Reduce patient wait time, and you'll create a happier office. Here's how.


The number one complaint patients report on our clients' surveys is the amount of time they wait to see the doctor. You would think this would only show up in large practices, but that's far from the case. Give a doctor 30 minutes for an office visit, and he'll take 35. Give him 40, he'll take 45. The adage “nature abhors a vacuum” certainly applies to how O.D.s manage their time.

Here are ways to reduce patient wait time in your practice.

Time for the reality check

First, and perhaps most importantly, it's time for a reality check. Yes, I know you're a personable, funny, caring doctor. “My patients love me” is something we hear all the time. However, they love other things more — they just won't tell you. So, while you're patient appears to enjoy your non-clinical small talk, keep in mind that many (and in our experience, most) will not tell you, “Shut up, and take care of my eyes.” But, they'll tell a seemingly disinterested third-party observer (that would be our consultants during a patient exit interview). The moral of the story? Non-clinical small talk is fine — but keep it short. Your patients don't care as much about your private life or enjoy sharing theirs with you as much as you might think. In fact, they would prefer not to spend any unnecessary time in your practice.

Shorten time slots

Next, if your current appointment template is determined by how many slots the printer put on each page of your appointment book, it's time for you to take control of your practice instead of leaving it up to Staples. Do you book 30-minute slots because that's how your paper book or software is set up? If so, to decrease patient waiting time, make your appointment slots shorter — for example from 30 to 25 minutes. No, that's not a typo. I meant shorter, not longer, and here's why.

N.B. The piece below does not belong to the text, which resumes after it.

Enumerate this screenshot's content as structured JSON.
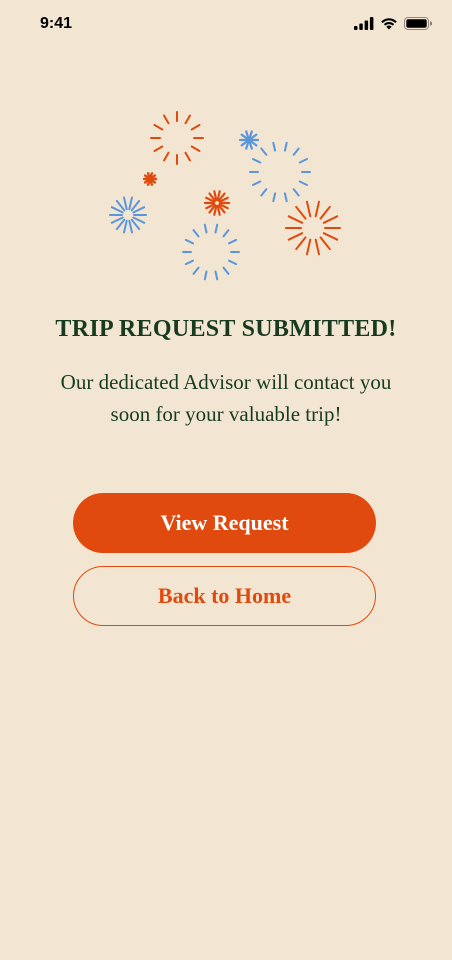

Remember, nature abhors a vacuum. So, if you allow yourself more time for a patient visit, and don't do anything to decrease the amount of patients who need to see you, you might put a band-aid on the patient wait time problem for patients inside your practice, but you now have fewer slots available. That means that patients outside the practice are waiting longer to see you. Instead of scheduling an appointment in four days, it might now take six. Or as often happens, when you increase appointment time slots, which decreases the absolute number of appointments, those patients who have an emergency will invariably now wait longer once they finally do get to your office.

Take the challenge

Doctors often challenge the notion of shorter time slots by arguing, “I can't do the amount of work in less time.” Oh really? If I were to say to you, “Do your 30-minute exam in 25 minutes,” you don't think you could do that and provide the same amount of care you provide now? How's this for a real life example: During the last appointments before your vacation, don't you do things in less time? Sorry to be harsh, but the reality is most of us can work faster without a compromise in quality if we absolutely have to. And if you want your patients to be happy and stay with your practice — the same ones who you think love you and aren't complaining — then you absolutely have to. OM


Optometric Management, Issue: October 2009